“[Whitewashing LGBT history] literally can also seem white,” Vachon said. “Gay history is often looked at as white affluent male gay history, so another way that history is rewritten is to gloss over poor LGBT people or women or transgender people or anyone who is not part of this sort of white gay male history.”

For this reason, Vachon and others have challenged the idea of labeling historic figures.

“So, why I think it’s unfair to kind of be outing historical figures as that gay identity, especially if you go way back in history, is [the identity] didn’t exist, there was no gay rights, there wasn’t activism,” Vachon said. “So it’s difficult to put an identity on someone who may have engaged in homosexual activity but may not have not have been gay.”

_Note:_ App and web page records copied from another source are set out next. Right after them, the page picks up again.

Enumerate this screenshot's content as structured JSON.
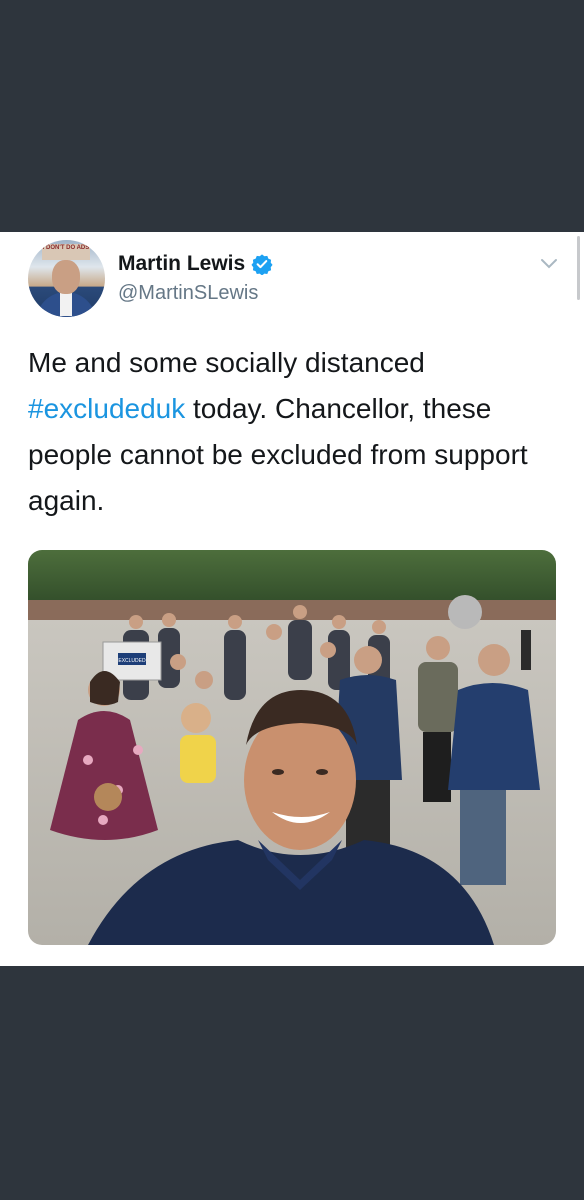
{
  "tweet": {
    "display_name": "Martin Lewis",
    "handle": "@MartinSLewis",
    "verified": true,
    "text_before": "Me and some socially distanced ",
    "hashtag": "#excludeduk",
    "text_after": " today. Chancellor, these people cannot be excluded from support again.",
    "avatar_sign_text": "I DON'T DO ADS",
    "banner_text": "EXCLUDED",
    "icons": [
      "verified-badge-icon",
      "chevron-down-icon"
    ],
    "colors": {
      "background": "#2e353d",
      "card": "#ffffff",
      "text": "#14171a",
      "handle": "#657786",
      "link": "#1b95e0",
      "verified": "#1da1f2"
    }
  }
}
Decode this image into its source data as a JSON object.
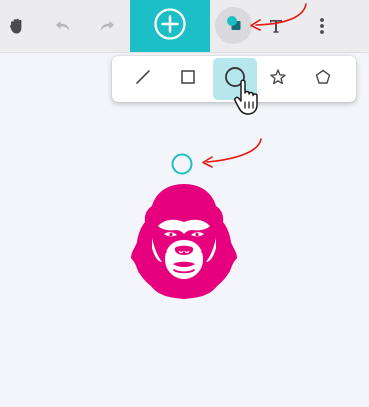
{
  "toolbar": {
    "tools": [
      {
        "name": "pan",
        "icon": "hand-icon"
      },
      {
        "name": "undo",
        "icon": "undo-icon"
      },
      {
        "name": "redo",
        "icon": "redo-icon"
      },
      {
        "name": "add",
        "icon": "plus-circle-icon"
      },
      {
        "name": "shapes",
        "icon": "shapes-icon"
      },
      {
        "name": "text",
        "icon": "text-icon"
      },
      {
        "name": "more",
        "icon": "more-vertical-icon"
      }
    ]
  },
  "shapes_popover": {
    "options": [
      {
        "name": "line",
        "icon": "line-icon"
      },
      {
        "name": "rectangle",
        "icon": "square-icon"
      },
      {
        "name": "circle",
        "icon": "circle-icon",
        "selected": true
      },
      {
        "name": "star",
        "icon": "star-icon"
      },
      {
        "name": "pentagon",
        "icon": "pentagon-icon"
      }
    ]
  },
  "canvas": {
    "objects": [
      {
        "type": "circle",
        "color": "#1dbfc7"
      },
      {
        "type": "image",
        "icon": "gorilla-icon",
        "color": "#e6007e"
      }
    ]
  },
  "colors": {
    "accent": "#1dbfc7",
    "selected_bg": "#b6e7ec",
    "annotation_arrow": "#e8190c",
    "gorilla": "#e6007e"
  }
}
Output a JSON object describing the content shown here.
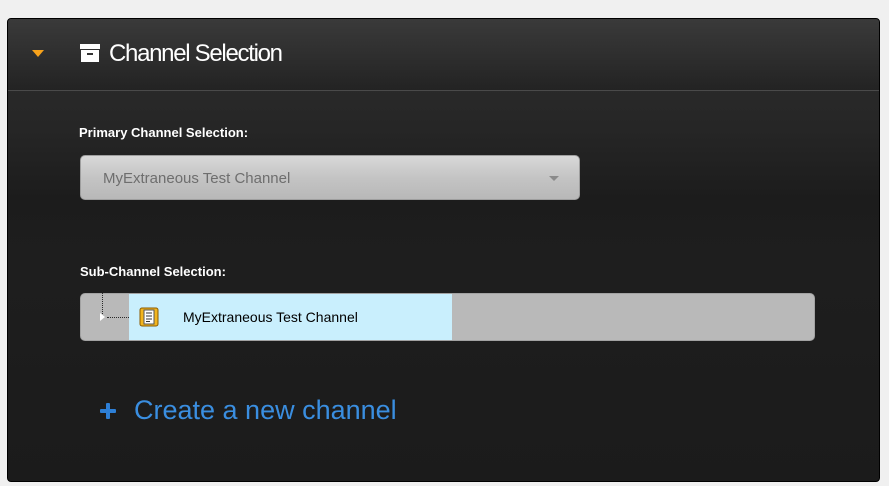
{
  "panel": {
    "title": "Channel Selection",
    "collapse_icon": "triangle-down-icon",
    "header_icon": "archive-box-icon",
    "accent_color": "#f7a21b"
  },
  "primary": {
    "label": "Primary Channel Selection:",
    "selected_value": "MyExtraneous Test Channel",
    "caret_icon": "chevron-down-icon"
  },
  "sub": {
    "label": "Sub-Channel Selection:",
    "tree_items": [
      {
        "label": "MyExtraneous Test Channel",
        "icon": "channel-document-icon",
        "selected": true
      }
    ],
    "selection_color": "#c9effd"
  },
  "actions": {
    "create_label": "Create a new channel",
    "create_icon": "plus-icon",
    "link_color": "#3a8ee0"
  }
}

Outing gay figures in history can be a double-edged sword because it can hurt someone in hiding or inspire others in the gender and sexual minority community, said Brandon Stephens, president of Pride! Kent.

“When it comes to figures in history, more notable figures in history, I think it can give the community a little bit of hope seeing these figures who society now believes were gay,” Stephens said. “It can give people hope because they were famous and their sexuality didn’t matter.”

At Pride! meetings, Stephens said he and other members try to spread knowledge of LGBTQ discrimination and make sure that every minority within their community has a voice.

“We try to spread knowledge and awareness and acceptance in everything that we do, and we try to make sure that [people know] everyone in society has been involved in this struggle,” Stephens said.

The LGBTQ Student Center welcomes everyone at the university to attend their Queering History Series, not just people who identify with the LGBTQ community, Patton said.

Earlier in October, Latino Queering History discussed the struggles of LGBTQ Latinos; on Oct. 23, Access Denied will discuss disability and sexuality in relation to LGBT History Month; and during Native American Heritage Month in November, Two Spirits One Community will discuss the Native American history of sexuality and gender.

“I think when we look at how history is passed down often the history of a people is passed down from families. It is passed down from generation to generation,” Patton said. “[LGBTQ] history is not being passed down that way, so we are losing our history and we are losing our culture, and so it is really important to me that we find ways to look at our history constructively and share those stories with each other.”

Contact Carley Hull at [email protected].